What History Teachers Need to Know about ChatGPT | Ian Lyell, Mentone Girls’ Grammar School
Students are already using ChatGPT to write their History assignments. While this can help students who aren’t confident writers, it also requires the development of critical thinking skills to identify fabrications in content and sources.


THEMA | Reflections on the theme

Evidence that the Oral Stories of First Nations Australians May Be Thousands of Years Old | Patrick Nunn, University of the Sunshine Coast, and Nick Reid, University of New England
Oral accounts across Australia tell the story of ocean levels rising at the end of the last glacial period, and these can be cross-checked against reconstructions of the coastline receding and land bridges disappearing.

A First Nations Perspective of Written vs Oral History | Dr Aleryk Fricker, Nikeri Institute, Deakin University
Australia has the oldest oral histories in the world, but notions that written documents are more reliable are outdated and diminish opportunities to engage students in History.

How Folklore Informs History | David Waldron, Federation University
Ghost stories are a form of oral folklore that reveal an evolving social memory of historical ordeals that remain unreconciled in the community.

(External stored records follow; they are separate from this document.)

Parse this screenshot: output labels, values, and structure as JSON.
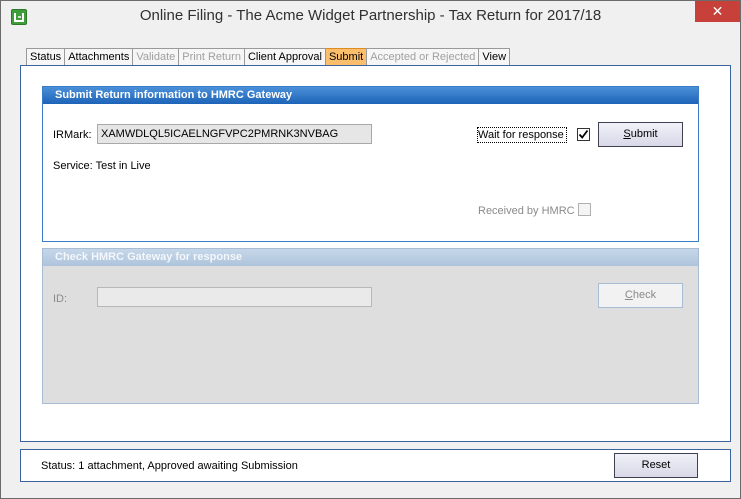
{
  "window": {
    "title": "Online Filing - The Acme Widget Partnership - Tax Return for 2017/18",
    "close_glyph": "✕"
  },
  "tabs": [
    {
      "label": "Status",
      "state": "enabled"
    },
    {
      "label": "Attachments",
      "state": "enabled"
    },
    {
      "label": "Validate",
      "state": "disabled"
    },
    {
      "label": "Print Return",
      "state": "disabled"
    },
    {
      "label": "Client Approval",
      "state": "enabled"
    },
    {
      "label": "Submit",
      "state": "active"
    },
    {
      "label": "Accepted or Rejected",
      "state": "disabled"
    },
    {
      "label": "View",
      "state": "enabled"
    }
  ],
  "submit_group": {
    "header": "Submit Return information to HMRC Gateway",
    "irmark_label": "IRMark:",
    "irmark_value": "XAMWDLQL5ICAELNGFVPC2PMRNK3NVBAG",
    "service_text": "Service: Test in Live",
    "wait_label": "Wait for response",
    "wait_checked": true,
    "submit_button": "Submit",
    "received_label": "Received by HMRC",
    "received_checked": false
  },
  "check_group": {
    "header": "Check HMRC Gateway for response",
    "id_label": "ID:",
    "id_value": "",
    "check_button": "Check"
  },
  "status_bar": {
    "text": "Status: 1 attachment, Approved awaiting Submission",
    "reset_button": "Reset"
  },
  "colors": {
    "active_tab": "#fbbf6b",
    "group_header": "#1d63b8",
    "close_button": "#c7413a",
    "panel_border": "#3a63a0"
  }
}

Understanding the Complexities of Oral Histories in the Classroom | Bronwyn Cook, Dandenong High School and Monash University
Oral history’s place in narrative construction can be fraught with difficulties including bias, shifts in memory construction, and the effects of trauma.

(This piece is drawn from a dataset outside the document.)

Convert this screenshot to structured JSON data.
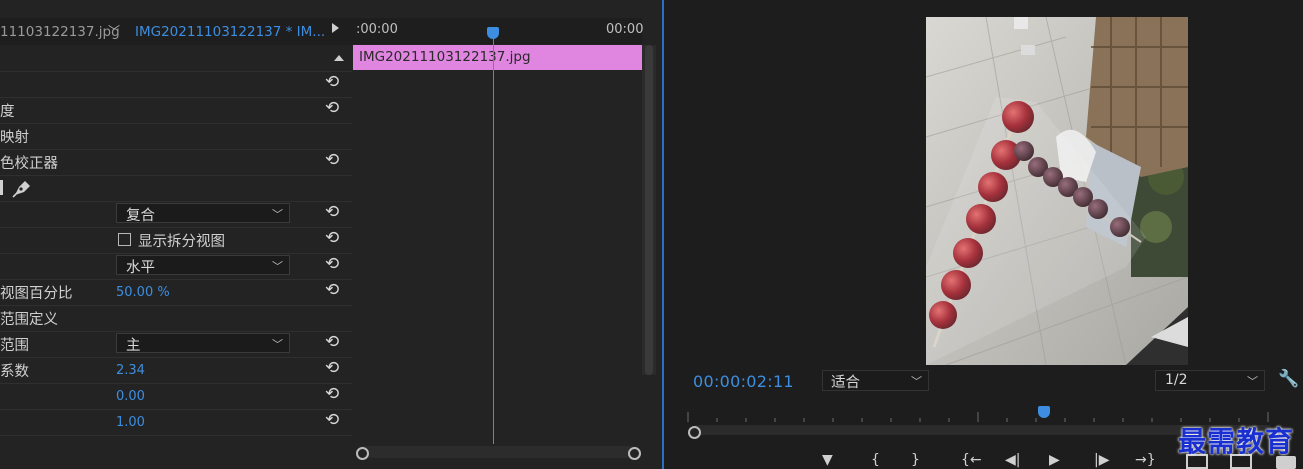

Mutual Language Barriers in the Oral Histories of Immigrants | Dr Christopher Cheng, Oral history interviewer, National Library of Australia
Conducting oral history interviews in community languages, such as Chinese, is an underutilised method of recording the diverse experiences of so many people living in Australia.

Survivor Testimony in Holocaust Education | Simon Holloway, Melbourne Holocaust Museum
Survivor testimonies present the Holocaust as a story of individuals rather than just numbers.

Oral Testimonies Fact-Check the Official Narrative of the British Nuclear Tests in Australia | Sue Rabbitt Roff, University of Dundee
There are important discrepancies between oral testimonies transcribed from a Royal Commission into the British nuclear tests and the documentary evidence in Australian and UK national archives.

The Importance of Gaining Trust When Conducting an Oral History | Sandra Gorter, Historian
The question of who saved New Zealand’s construction industry was answered by an oral historian who had earned the trust of industry employees with conflicting accounts.


PRAKTIKOS | Teaching Ideas

Interviewing Tips from a Journalist | Linda Hunt, University of Tasmania
The principles of journalism can tease out some unexpected details that turn a promising interview into an insightful oral history record.

Creating Oral Historians in the Secondary Classroom | Phillip O’Brien, McKinnon Secondary College
A Year 9 elective focusing on oral history has impressed on students the importance of capturing community stories while developing the skills required to ‘do’ history.

Oral History with Australian War Veterans on the Web | John Moremon, Massey University, New Zealand
A number of online resources enable students to learn about war by hearing recordings made by those who experienced it.

Using Oral History Sources to Explore Anti-Vietnam War Experiences | Alexandra Pierce, Australian Living Peace Museum
Oral interviews available online from the Australian Living Peace Museum give an enduring voice to Australian women who proested against the Vietnam War.

Exploring the National Film and Sound Archive’s Oral History Collection | Alyssa Coursey, National Film and Sound Archive of Australia
From our earliest recordings in the 1890s to the latest games and immersive digital productions, the national audiovisual collection captures ot only our technical and artistic achievements, but also our stories.

Using Oral History to Teach the American Civil Rights Movement | Christopher L. Hart, Yarra Valley Grammar School
Oral histories provide an informative way to hear new voices describe their experiences during the American Civil Rights Movement.

Viking Sagas as Oral Histories | Diana Millar, Author and former History teacher
Oral Viking sagas are historical records of the adventurous life of the Vikings, whther it was attacking other countries or discovering them.


Kritikos | Reviews